The government has warned of possible attacks by armed groups over the election peroid, including attacks by fighters from New People's Army which, it authorities say, could launch attacks in 14 provinces across the country.
Oscar Calderon, the Philippine's national police chief director general, said he had ordered police commanders nationwide to take steps to pre-empt "the hostile plan of the communist terrorists".
The elections are for 12 out of 24 senators and all 236 members of the House of Representatives.
Over 17,000 local officials, including governors and mayors will also be elected. Vote counting is done by hand, so final results will not be expected for weeks.
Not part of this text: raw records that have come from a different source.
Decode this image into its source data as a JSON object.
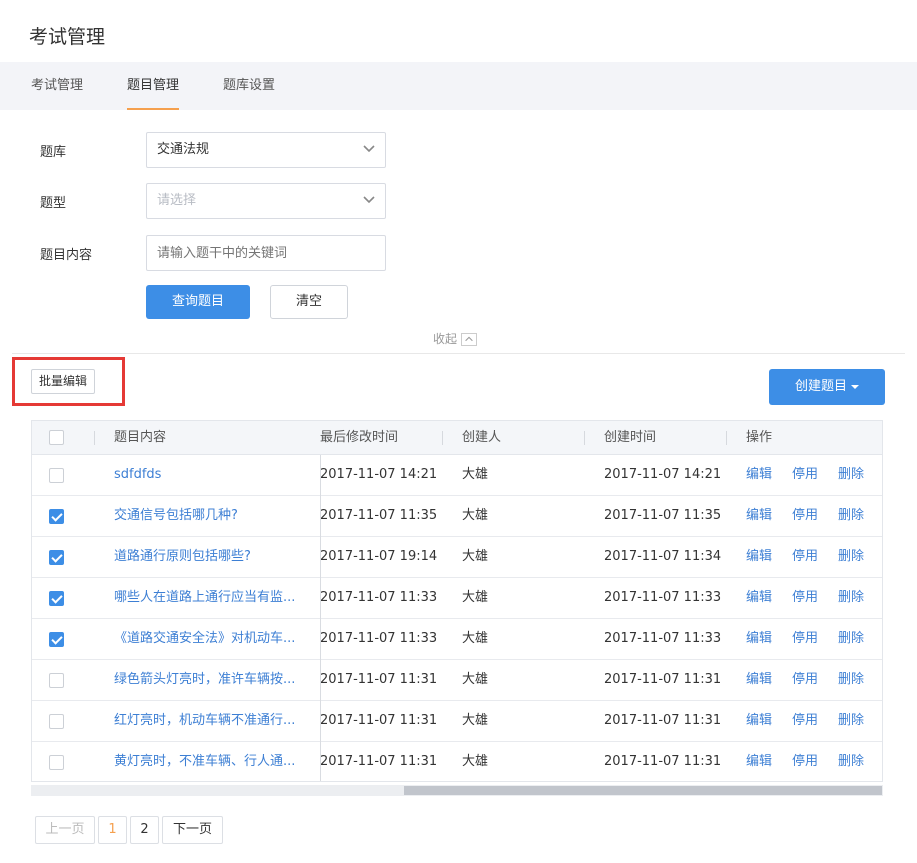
{
  "page": {
    "title": "考试管理"
  },
  "tabs": [
    {
      "label": "考试管理",
      "active": false
    },
    {
      "label": "题目管理",
      "active": true
    },
    {
      "label": "题库设置",
      "active": false
    }
  ],
  "filters": {
    "bank": {
      "label": "题库",
      "value": "交通法规"
    },
    "type": {
      "label": "题型",
      "placeholder": "请选择"
    },
    "content": {
      "label": "题目内容",
      "placeholder": "请输入题干中的关键词"
    },
    "query_button": "查询题目",
    "clear_button": "清空",
    "collapse_label": "收起"
  },
  "toolbar": {
    "batch_edit": "批量编辑",
    "create": "创建题目"
  },
  "table": {
    "columns": [
      "题目内容",
      "最后修改时间",
      "创建人",
      "创建时间",
      "操作"
    ],
    "actions": [
      "编辑",
      "停用",
      "删除"
    ],
    "rows": [
      {
        "checked": false,
        "content": "sdfdfds",
        "modified": "2017-11-07 14:21",
        "creator": "大雄",
        "created": "2017-11-07 14:21"
      },
      {
        "checked": true,
        "content": "交通信号包括哪几种?",
        "modified": "2017-11-07 11:35",
        "creator": "大雄",
        "created": "2017-11-07 11:35"
      },
      {
        "checked": true,
        "content": "道路通行原则包括哪些?",
        "modified": "2017-11-07 19:14",
        "creator": "大雄",
        "created": "2017-11-07 11:34"
      },
      {
        "checked": true,
        "content": "哪些人在道路上通行应当有监...",
        "modified": "2017-11-07 11:33",
        "creator": "大雄",
        "created": "2017-11-07 11:33"
      },
      {
        "checked": true,
        "content": "《道路交通安全法》对机动车...",
        "modified": "2017-11-07 11:33",
        "creator": "大雄",
        "created": "2017-11-07 11:33"
      },
      {
        "checked": false,
        "content": "绿色箭头灯亮时，准许车辆按...",
        "modified": "2017-11-07 11:31",
        "creator": "大雄",
        "created": "2017-11-07 11:31"
      },
      {
        "checked": false,
        "content": "红灯亮时，机动车辆不准通行...",
        "modified": "2017-11-07 11:31",
        "creator": "大雄",
        "created": "2017-11-07 11:31"
      },
      {
        "checked": false,
        "content": "黄灯亮时，不准车辆、行人通...",
        "modified": "2017-11-07 11:31",
        "creator": "大雄",
        "created": "2017-11-07 11:31"
      }
    ]
  },
  "pagination": {
    "prev": "上一页",
    "pages": [
      "1",
      "2"
    ],
    "current": "1",
    "next": "下一页"
  },
  "colors": {
    "primary": "#3d8ee6",
    "link": "#3d7fd4",
    "accent": "#f5a04e",
    "highlight": "#e53935"
  }
}
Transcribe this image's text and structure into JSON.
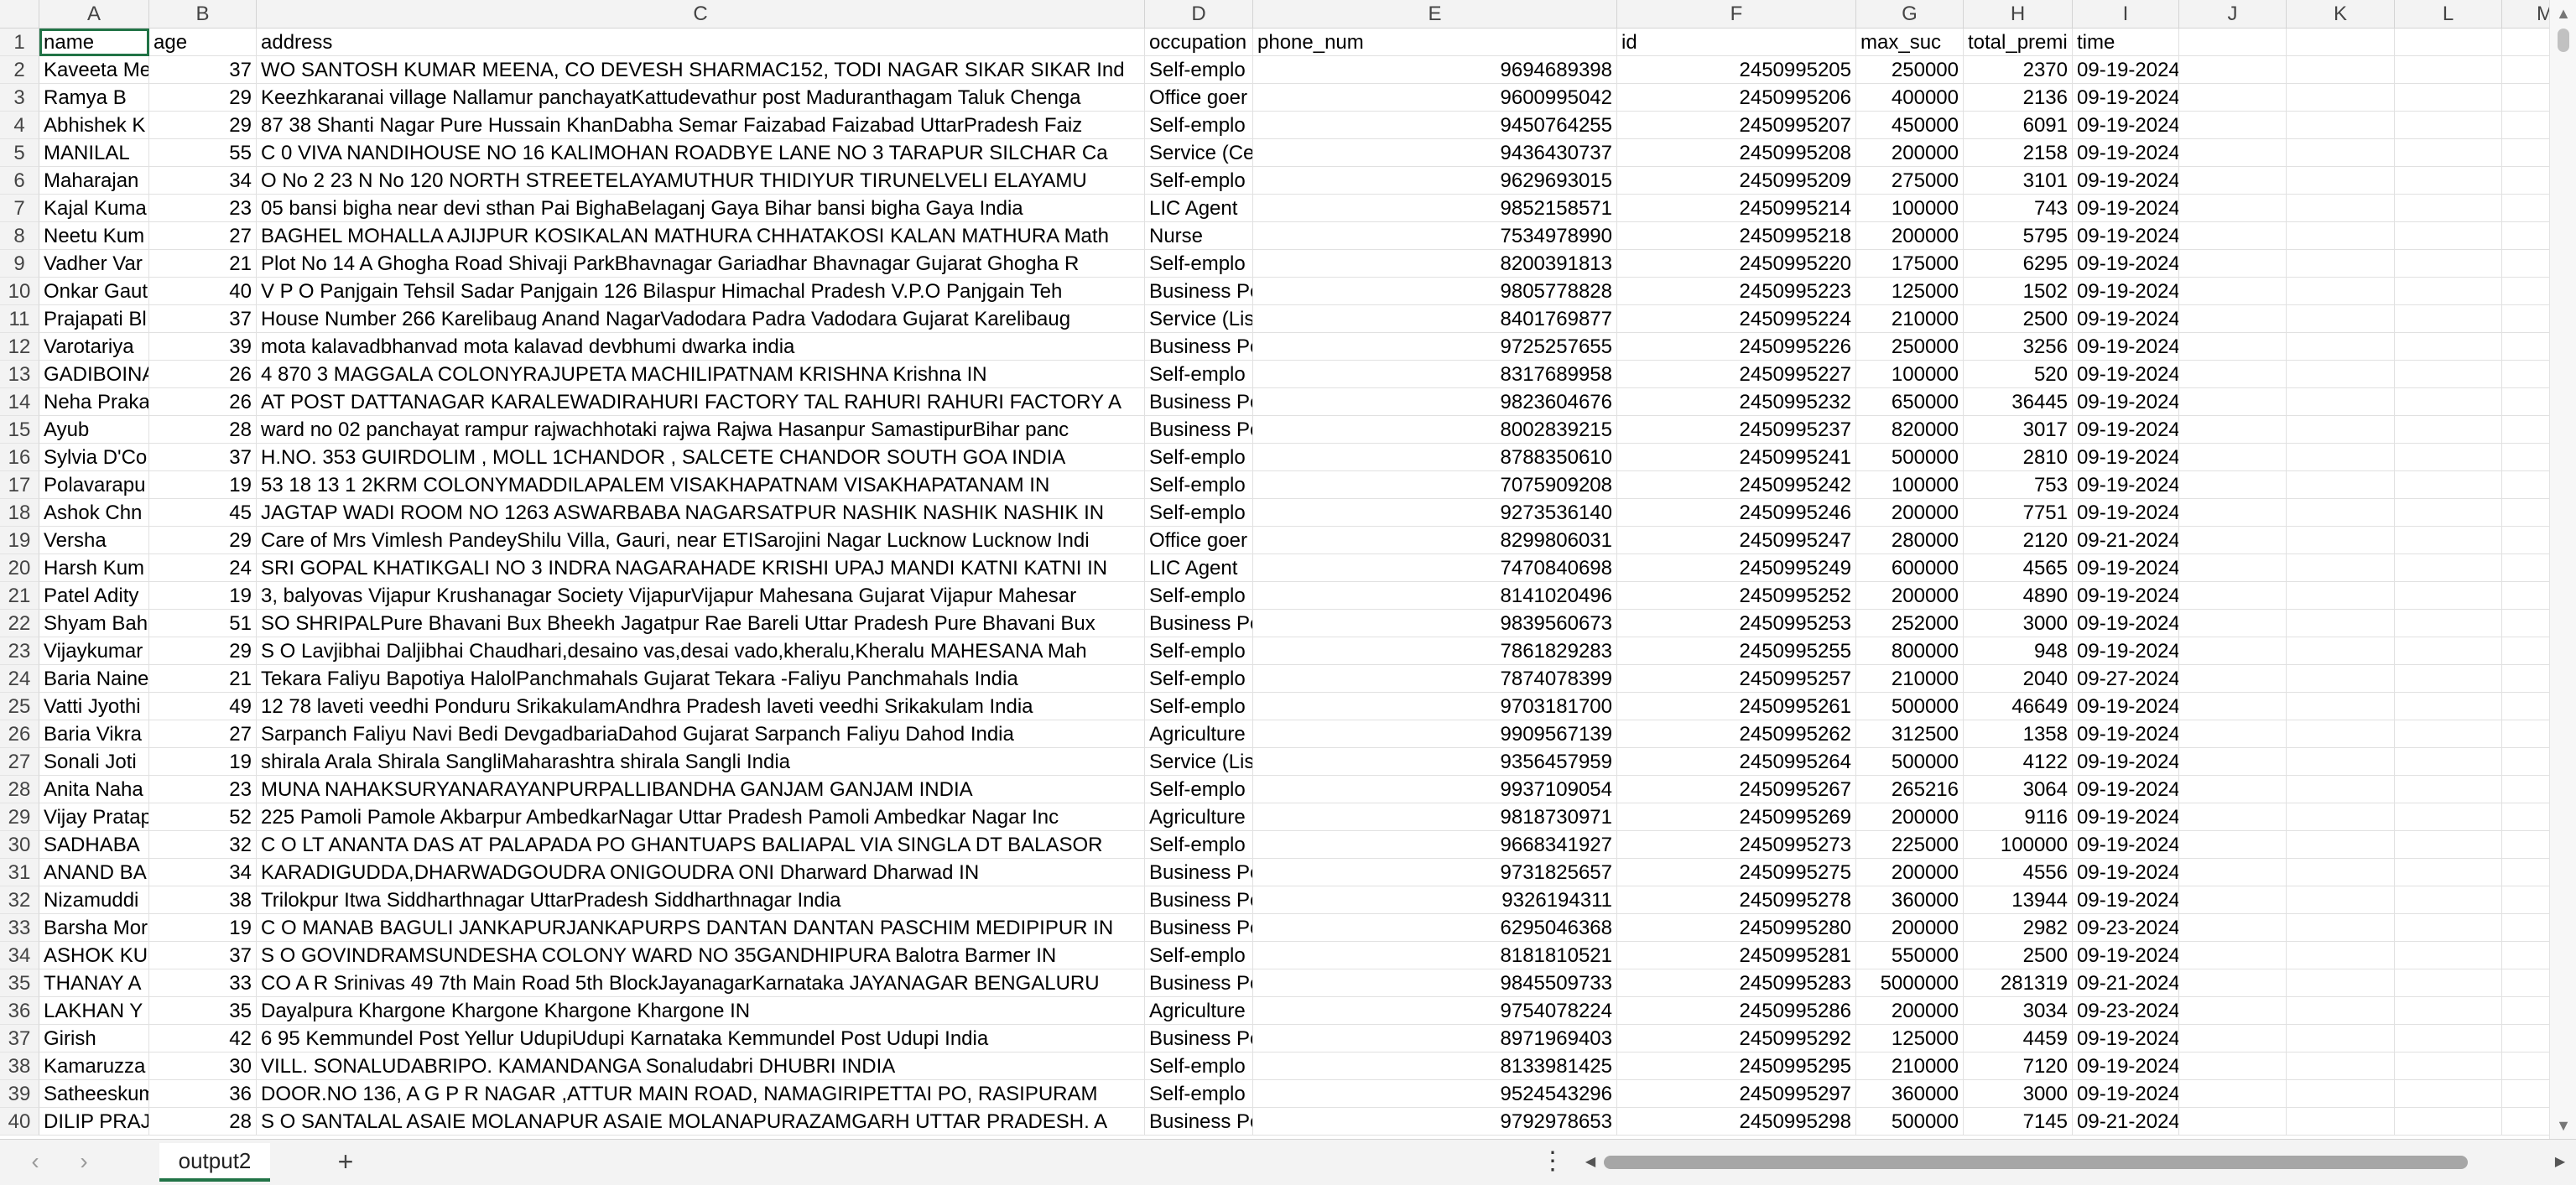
{
  "sheet": {
    "selected_cell": "A1",
    "column_letters": [
      "A",
      "B",
      "C",
      "D",
      "E",
      "F",
      "G",
      "H",
      "I",
      "J",
      "K",
      "L",
      "M"
    ],
    "rows": [
      {
        "n": "1",
        "cells": [
          "name",
          "age",
          "address",
          "occupation",
          "phone_num",
          "id",
          "",
          "max_suc",
          "total_premi",
          "time"
        ]
      },
      {
        "n": "2",
        "cells": [
          "Kaveeta Me",
          "37",
          "WO SANTOSH KUMAR MEENA, CO DEVESH SHARMAC152, TODI NAGAR SIKAR SIKAR Ind",
          "Self-emplo",
          "",
          "9694689398",
          "2450995205",
          "250000",
          "2370",
          "09-19-2024"
        ]
      },
      {
        "n": "3",
        "cells": [
          "Ramya B",
          "29",
          "Keezhkaranai village Nallamur panchayatKattudevathur post Maduranthagam Taluk Chenga",
          "Office goer",
          "",
          "9600995042",
          "2450995206",
          "400000",
          "2136",
          "09-19-2024"
        ]
      },
      {
        "n": "4",
        "cells": [
          "Abhishek K",
          "29",
          "87 38  Shanti Nagar  Pure Hussain KhanDabha Semar Faizabad Faizabad UttarPradesh  Faiz",
          "Self-emplo",
          "",
          "9450764255",
          "2450995207",
          "450000",
          "6091",
          "09-19-2024"
        ]
      },
      {
        "n": "5",
        "cells": [
          "MANILAL",
          "55",
          "C 0 VIVA NANDIHOUSE NO 16 KALIMOHAN ROADBYE LANE NO 3 TARAPUR SILCHAR Ca",
          "Service (Ce",
          "",
          "9436430737",
          "2450995208",
          "200000",
          "2158",
          "09-19-2024"
        ]
      },
      {
        "n": "6",
        "cells": [
          "Maharajan",
          "34",
          "O No 2 23 N No 120  NORTH STREETELAYAMUTHUR    THIDIYUR TIRUNELVELI ELAYAMU",
          "Self-emplo",
          "",
          "9629693015",
          "2450995209",
          "275000",
          "3101",
          "09-19-2024"
        ]
      },
      {
        "n": "7",
        "cells": [
          "Kajal Kuma",
          "23",
          "05 bansi bigha near devi sthan Pai BighaBelaganj Gaya Bihar  bansi bigha Gaya India",
          "LIC Agent",
          "",
          "9852158571",
          "2450995214",
          "100000",
          "743",
          "09-19-2024"
        ]
      },
      {
        "n": "8",
        "cells": [
          "Neetu Kum",
          "27",
          "BAGHEL MOHALLA AJIJPUR KOSIKALAN MATHURA CHHATAKOSI KALAN MATHURA Math",
          "Nurse",
          "",
          "7534978990",
          "2450995218",
          "200000",
          "5795",
          "09-19-2024"
        ]
      },
      {
        "n": "9",
        "cells": [
          "Vadher Var",
          "21",
          "Plot No 14 A Ghogha Road Shivaji ParkBhavnagar Gariadhar Bhavnagar Gujarat  Ghogha R",
          "Self-emplo",
          "",
          "8200391813",
          "2450995220",
          "175000",
          "6295",
          "09-19-2024"
        ]
      },
      {
        "n": "10",
        "cells": [
          "Onkar Gaut",
          "40",
          "V P O Panjgain Tehsil Sadar  Panjgain  126   Bilaspur Himachal Pradesh  V.P.O Panjgain Teh",
          "Business Pe",
          "",
          "9805778828",
          "2450995223",
          "125000",
          "1502",
          "09-19-2024"
        ]
      },
      {
        "n": "11",
        "cells": [
          "Prajapati Bl",
          "37",
          "House Number 266 Karelibaug Anand NagarVadodara Padra Vadodara Gujarat  Karelibaug",
          "Service (Lis",
          "",
          "8401769877",
          "2450995224",
          "210000",
          "2500",
          "09-19-2024"
        ]
      },
      {
        "n": "12",
        "cells": [
          "Varotariya",
          "39",
          "mota kalavadbhanvad mota kalavad devbhumi dwarka india",
          "Business Pe",
          "",
          "9725257655",
          "2450995226",
          "250000",
          "3256",
          "09-19-2024"
        ]
      },
      {
        "n": "13",
        "cells": [
          "GADIBOINA",
          "26",
          "4 870 3 MAGGALA COLONYRAJUPETA MACHILIPATNAM KRISHNA Krishna IN",
          "Self-emplo",
          "",
          "8317689958",
          "2450995227",
          "100000",
          "520",
          "09-19-2024"
        ]
      },
      {
        "n": "14",
        "cells": [
          "Neha Praka",
          "26",
          "AT POST DATTANAGAR KARALEWADIRAHURI FACTORY TAL RAHURI RAHURI FACTORY  A",
          "Business Pe",
          "",
          "9823604676",
          "2450995232",
          "650000",
          "36445",
          "09-19-2024"
        ]
      },
      {
        "n": "15",
        "cells": [
          "Ayub",
          "28",
          "ward no  02 panchayat rampur rajwachhotaki rajwa Rajwa Hasanpur SamastipurBihar panc",
          "Business Pe",
          "",
          "8002839215",
          "2450995237",
          "820000",
          "3017",
          "09-19-2024"
        ]
      },
      {
        "n": "16",
        "cells": [
          "Sylvia D'Co",
          "37",
          "H.NO. 353 GUIRDOLIM , MOLL 1CHANDOR , SALCETE  CHANDOR SOUTH GOA INDIA",
          "Self-emplo",
          "",
          "8788350610",
          "2450995241",
          "500000",
          "2810",
          "09-19-2024"
        ]
      },
      {
        "n": "17",
        "cells": [
          "Polavarapu",
          "19",
          "53 18 13 1 2KRM COLONYMADDILAPALEM VISAKHAPATNAM VISAKHAPATANAM IN",
          "Self-emplo",
          "",
          "7075909208",
          "2450995242",
          "100000",
          "753",
          "09-19-2024"
        ]
      },
      {
        "n": "18",
        "cells": [
          "Ashok Chn",
          "45",
          "JAGTAP WADI ROOM NO 1263 ASWARBABA NAGARSATPUR NASHIK NASHIK NASHIK IN",
          "Self-emplo",
          "",
          "9273536140",
          "2450995246",
          "200000",
          "7751",
          "09-19-2024"
        ]
      },
      {
        "n": "19",
        "cells": [
          "Versha",
          "29",
          "Care of Mrs Vimlesh PandeyShilu Villa, Gauri, near ETISarojini Nagar Lucknow Lucknow Indi",
          "Office goer",
          "",
          "8299806031",
          "2450995247",
          "280000",
          "2120",
          "09-21-2024"
        ]
      },
      {
        "n": "20",
        "cells": [
          "Harsh Kum",
          "24",
          "SRI GOPAL KHATIKGALI NO 3 INDRA NAGARAHADE KRISHI UPAJ MANDI KATNI KATNI IN",
          "LIC Agent",
          "",
          "7470840698",
          "2450995249",
          "600000",
          "4565",
          "09-19-2024"
        ]
      },
      {
        "n": "21",
        "cells": [
          "Patel Adity",
          "19",
          "3, balyovas Vijapur Krushanagar Society VijapurVijapur Mahesana Gujarat  Vijapur Mahesar",
          "Self-emplo",
          "",
          "8141020496",
          "2450995252",
          "200000",
          "4890",
          "09-19-2024"
        ]
      },
      {
        "n": "22",
        "cells": [
          "Shyam Bah",
          "51",
          "SO SHRIPALPure Bhavani Bux Bheekh  Jagatpur  Rae Bareli Uttar Pradesh Pure Bhavani Bux",
          "Business Pe",
          "",
          "9839560673",
          "2450995253",
          "252000",
          "3000",
          "09-19-2024"
        ]
      },
      {
        "n": "23",
        "cells": [
          "Vijaykumar",
          "29",
          "S O  Lavjibhai Daljibhai Chaudhari,desaino vas,desai vado,kheralu,Kheralu MAHESANA Mah",
          "Self-emplo",
          "",
          "7861829283",
          "2450995255",
          "800000",
          "948",
          "09-19-2024"
        ]
      },
      {
        "n": "24",
        "cells": [
          "Baria Naine",
          "21",
          "Tekara  Faliyu  Bapotiya HalolPanchmahals Gujarat  Tekara -Faliyu Panchmahals India",
          "Self-emplo",
          "",
          "7874078399",
          "2450995257",
          "210000",
          "2040",
          "09-27-2024"
        ]
      },
      {
        "n": "25",
        "cells": [
          "Vatti Jyothi",
          "49",
          "12 78 laveti veedhi  Ponduru  SrikakulamAndhra Pradesh  laveti veedhi Srikakulam India",
          "Self-emplo",
          "",
          "9703181700",
          "2450995261",
          "500000",
          "46649",
          "09-19-2024"
        ]
      },
      {
        "n": "26",
        "cells": [
          "Baria Vikra",
          "27",
          "Sarpanch Faliyu  Navi Bedi DevgadbariaDahod Gujarat  Sarpanch Faliyu Dahod India",
          "Agriculture",
          "",
          "9909567139",
          "2450995262",
          "312500",
          "1358",
          "09-19-2024"
        ]
      },
      {
        "n": "27",
        "cells": [
          "Sonali Joti",
          "19",
          "shirala  Arala Shirala SangliMaharashtra  shirala Sangli India",
          "Service (Lis",
          "",
          "9356457959",
          "2450995264",
          "500000",
          "4122",
          "09-19-2024"
        ]
      },
      {
        "n": "28",
        "cells": [
          "Anita Naha",
          "23",
          "MUNA NAHAKSURYANARAYANPURPALLIBANDHA GANJAM GANJAM INDIA",
          "Self-emplo",
          "",
          "9937109054",
          "2450995267",
          "265216",
          "3064",
          "09-19-2024"
        ]
      },
      {
        "n": "29",
        "cells": [
          "Vijay Pratap",
          "52",
          "225 Pamoli  Pamole Akbarpur AmbedkarNagar Uttar Pradesh  Pamoli Ambedkar Nagar Inc",
          "Agriculture",
          "",
          "9818730971",
          "2450995269",
          "200000",
          "9116",
          "09-19-2024"
        ]
      },
      {
        "n": "30",
        "cells": [
          "SADHABA",
          "32",
          "C O LT ANANTA DAS AT PALAPADA PO GHANTUAPS BALIAPAL VIA SINGLA DT BALASOR",
          "Self-emplo",
          "",
          "9668341927",
          "2450995273",
          "225000",
          "100000",
          "09-19-2024"
        ]
      },
      {
        "n": "31",
        "cells": [
          "ANAND BA",
          "34",
          "KARADIGUDDA,DHARWADGOUDRA ONIGOUDRA ONI Dharward Dharwad IN",
          "Business Pe",
          "",
          "9731825657",
          "2450995275",
          "200000",
          "4556",
          "09-19-2024"
        ]
      },
      {
        "n": "32",
        "cells": [
          "Nizamuddi",
          "38",
          "Trilokpur Itwa Siddharthnagar UttarPradesh   Siddharthnagar India",
          "Business Pe",
          "",
          "9326194311",
          "2450995278",
          "360000",
          "13944",
          "09-19-2024"
        ]
      },
      {
        "n": "33",
        "cells": [
          "Barsha Mor",
          "19",
          "C O MANAB BAGULI  JANKAPURJANKAPURPS DANTAN DANTAN PASCHIM MEDIPIPUR IN",
          "Business Pe",
          "",
          "6295046368",
          "2450995280",
          "200000",
          "2982",
          "09-23-2024"
        ]
      },
      {
        "n": "34",
        "cells": [
          "ASHOK KU",
          "37",
          "S O GOVINDRAMSUNDESHA COLONY WARD NO 35GANDHIPURA Balotra Barmer IN",
          "Self-emplo",
          "",
          "8181810521",
          "2450995281",
          "550000",
          "2500",
          "09-19-2024"
        ]
      },
      {
        "n": "35",
        "cells": [
          "THANAY A",
          "33",
          "CO A R Srinivas 49 7th Main Road 5th BlockJayanagarKarnataka JAYANAGAR BENGALURU",
          "Business Pe",
          "",
          "9845509733",
          "2450995283",
          "5000000",
          "281319",
          "09-21-2024"
        ]
      },
      {
        "n": "36",
        "cells": [
          "LAKHAN  Y",
          "35",
          "Dayalpura Khargone Khargone Khargone Khargone IN",
          "Agriculture",
          "",
          "9754078224",
          "2450995286",
          "200000",
          "3034",
          "09-23-2024"
        ]
      },
      {
        "n": "37",
        "cells": [
          "Girish",
          "42",
          "  6 95 Kemmundel Post  Yellur UdupiUdupi Karnataka  Kemmundel Post Udupi India",
          "Business Pe",
          "",
          "8971969403",
          "2450995292",
          "125000",
          "4459",
          "09-19-2024"
        ]
      },
      {
        "n": "38",
        "cells": [
          "Kamaruzza",
          "30",
          "VILL. SONALUDABRIPO. KAMANDANGA Sonaludabri DHUBRI INDIA",
          "Self-emplo",
          "",
          "8133981425",
          "2450995295",
          "210000",
          "7120",
          "09-19-2024"
        ]
      },
      {
        "n": "39",
        "cells": [
          "Satheeskum",
          "36",
          "DOOR.NO 136, A G P R NAGAR ,ATTUR MAIN ROAD,  NAMAGIRIPETTAI PO, RASIPURAM",
          "Self-emplo",
          "",
          "9524543296",
          "2450995297",
          "360000",
          "3000",
          "09-19-2024"
        ]
      },
      {
        "n": "40",
        "cells": [
          "DILIP  PRAJ",
          "28",
          "S O SANTALAL ASAIE MOLANAPUR ASAIE MOLANAPURAZAMGARH UTTAR PRADESH. A",
          "Business Pe",
          "",
          "9792978653",
          "2450995298",
          "500000",
          "7145",
          "09-21-2024"
        ]
      }
    ]
  },
  "tabs": {
    "active": "output2",
    "add_label": "+",
    "more_label": "⋮"
  },
  "colors": {
    "accent": "#217346",
    "header_bg": "#f3f3f3",
    "grid": "#e1e1e1"
  }
}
Arroyo's presidency, though, is not at stake, although analysts have said the result could have a bearing on the opposition's efforts to unseat the president over allegations she cheated to win the May 2004 ballot, allegations she denies.
But opinion polls suggest that no major shifts are likely. The economy in what is one of Asia's poorest countries has been rallying, with the stock market is up 12 per cent this year and the peso at its strongest level against the US dollar since October 2000.
Campaign death toll
|The three-month campaign season |
has drawn to an end [AFP]
The deaths of hundreds of activists and supporters of opposition parties, killed since Arroyo came to power in 2001 with many alleged to have been victims of extrajudicial killings by the military, have led to greater international scrutiny of the country's elections.
Police have put the official death toll from the three-month campaign period at 113.
Military units have been drafted in to transport ballot boxes and escort foreign observers to outlying areas of the archipelago.
Aside from foreign observers accredited by the government, an independent team of 25 from 10 countries said they would monitor 13 areas that have been hit by violence and allegations of fraud.
The team is composed of journalists, academics and others from countries including Japan, Britain, Australia, South Korea and the US.
But many local election officials in isolated towns said on Sunday that they were still waiting for election materials, including indelible ink to mark voters and prevent multiple attempts to cast ballots.
The Philippines has 45 million registered voters, including a half-million of the 7.5 million Filipinos who live and work abroad.
The decision to start allowing them to vote in 2004 reflects the economic clout they represent, with the remittances that they send home providing the country's largest source of foreign currency.